Datestamped seemed pretty ambitious, to shoot each and every day, what started it? Did you stumble onto it or set out upon it from the start?
It was really a combination of things falling into place. I had been shooting film on my Grandfather’s old viewfinder Agfa (1/125 fastest shutter) for several years. After using a series of pretty bad SLRs I decided I wanted something that actually worked. Purchased a Canon EOS 50 from trademe. Found out it had the ability to put the date on the photo and I was set.
I was new to Wellington so I could just jump on my bike and go somewhere I’d never been before. Why did I have to do it every day? Shit knows - I like a challenge?
Didn’t know I would commit to 850 days hah!
A large project is a great learning tool, do you feel it has changed your photographic style?
Well, before datestamped I took bad photos 99% of the time. I reckon I’ve greatly increased the amount of keepers but I’d be fooling myself to think I don’t still shoot a significant proportion of trash haha. In terms of style, I still like the same photos I liked 5 years ago, but I have a better eye for it now.
When shooting daily did you have a minimum or maximum quantity of shots?
I just had to take at least one photo per day. Most days it would just be one, some days up to 10. At the other end of the scale, I shot a whole roll at the climate march in about 20 minutes.
Your composed style is quite haunting and solitary yet your street work is quite the opposite, is this a balance that you strive for or is it a case of street is harder to be solitary?
I’m always searching for one-off moments. On the street that’s usually going to involve people, whether they are doing something odd or if they’re just in the right place, it’s very reactionary. Away from the street things happen a lot slower but I’m still looking for scenes which are temporary. It might be fog, certain windows lit up, or just light/colour combinations.
With the end of Datestamped, due to the date stamp on your camera not increasing past 2019, are you going to tackle any large projects? Any projects on the go?
I’ve got a couple on-going personal projects which I hope will be books one day. They’re more focused on ideas than Datestamped was. Also I’m planning a retrospective exhibition to close the Datestamped chapter once congregation is allowed! Lastly, I want to take more photos for people/events/businesses this year.
With a long term project inspiration can be hard to come by, how did you tackle this?

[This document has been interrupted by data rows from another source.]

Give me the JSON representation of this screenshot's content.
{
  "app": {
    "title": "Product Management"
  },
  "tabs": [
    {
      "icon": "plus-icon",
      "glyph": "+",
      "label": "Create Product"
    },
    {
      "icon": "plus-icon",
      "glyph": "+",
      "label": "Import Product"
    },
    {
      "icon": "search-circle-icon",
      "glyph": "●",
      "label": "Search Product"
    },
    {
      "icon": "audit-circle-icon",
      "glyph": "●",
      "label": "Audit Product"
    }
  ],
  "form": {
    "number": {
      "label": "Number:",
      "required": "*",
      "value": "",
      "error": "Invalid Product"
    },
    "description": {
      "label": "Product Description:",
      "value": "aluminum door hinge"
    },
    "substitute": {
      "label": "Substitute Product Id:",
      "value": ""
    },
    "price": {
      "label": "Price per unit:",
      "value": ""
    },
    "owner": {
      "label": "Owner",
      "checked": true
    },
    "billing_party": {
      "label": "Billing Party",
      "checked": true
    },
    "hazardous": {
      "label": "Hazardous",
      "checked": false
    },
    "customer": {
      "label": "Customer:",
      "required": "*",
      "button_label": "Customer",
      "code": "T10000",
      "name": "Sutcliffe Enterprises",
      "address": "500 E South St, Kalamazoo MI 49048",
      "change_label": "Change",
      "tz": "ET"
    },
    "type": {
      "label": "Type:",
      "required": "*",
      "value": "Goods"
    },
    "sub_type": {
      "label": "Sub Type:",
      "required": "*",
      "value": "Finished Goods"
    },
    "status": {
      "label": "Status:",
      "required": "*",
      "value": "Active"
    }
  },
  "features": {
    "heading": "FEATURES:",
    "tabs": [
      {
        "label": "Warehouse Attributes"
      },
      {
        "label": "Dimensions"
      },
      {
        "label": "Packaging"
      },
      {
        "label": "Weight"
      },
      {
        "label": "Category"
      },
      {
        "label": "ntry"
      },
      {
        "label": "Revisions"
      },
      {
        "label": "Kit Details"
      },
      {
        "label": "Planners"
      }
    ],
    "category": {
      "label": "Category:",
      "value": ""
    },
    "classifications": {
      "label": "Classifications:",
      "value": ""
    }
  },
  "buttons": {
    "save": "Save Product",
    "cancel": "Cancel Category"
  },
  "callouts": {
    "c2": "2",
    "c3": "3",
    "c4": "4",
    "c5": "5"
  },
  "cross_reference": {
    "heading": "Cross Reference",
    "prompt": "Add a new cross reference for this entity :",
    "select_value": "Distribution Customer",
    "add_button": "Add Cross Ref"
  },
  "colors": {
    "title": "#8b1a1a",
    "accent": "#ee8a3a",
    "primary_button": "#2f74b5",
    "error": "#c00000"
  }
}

I know that all too well - there are plenty of uninspired photos in the Datestamped archive that will never see the light of day hahah. I basically took my camera everywhere, to work, on bike rides. I don’t like sitting still so it’s very easy for me to chuck my headphones on and go for a walk. Knowing that at least one photo from each day was going to be posted gave me some motivation to at least give it a decent attempt. The worst days were when I’d not shot anything by bed time - lucky for me I have a very patient/understanding/supportive girlfriend who got called into frame on many occasions haha.
Looking back on Datestamped do you feel the project, overall, improve your photography? I’ve always been a fan of shooting to improve and fine tune your ‘voice’ do you think a project on the scale of Datestamped helped you with this and would you recommend it to anyone else?
Without a doubt, I’m a far more competent photographer now. I pushed myself to shoot in environments I never would have before - taking photos of subjects I hadn’t attempted previously. I’m a firm believer in progression driving progression. You’re only going to get better at taking photos by taking photos.
Would I recommend taking a photo a day for 850 days? I wouldn’t start out with that as a goal, in fact I’d only recommend it if someone had a strong desire to take photos. I mean don’t start if you expect to take ‘good’ photos each and every day - that sounds stressful haha. You’ve got to be invested in the process - getting out there, seeing what photos can be taken.
Quick fire ten questions
35mm or 120?
35mm for snapping, 120 on the tripod.
Colour or B&W?
B&W, if I really had to choose. It’d be like losing an eye though.
Zoom Lenses or Fixed?
Fixed, based on compact size.
Portrait or Landscape (Orientation)?
Shoot more landscape but it’s the scene that depicts the orientation.
Flash or Natural Light?
Natural light - but using more flash as necessary.
SLR (or TLR) or Rangefinder or Point and Shoot?
RF just cause my canonet is so small/usable.
Must be razor sharp or more about the aesthetic?
Somewhere in between.
Honestly, the canonet QL17. Compact, quiet and nondescript.
Guy Bolongaro (@bandini3000)
Favourite Photo Book?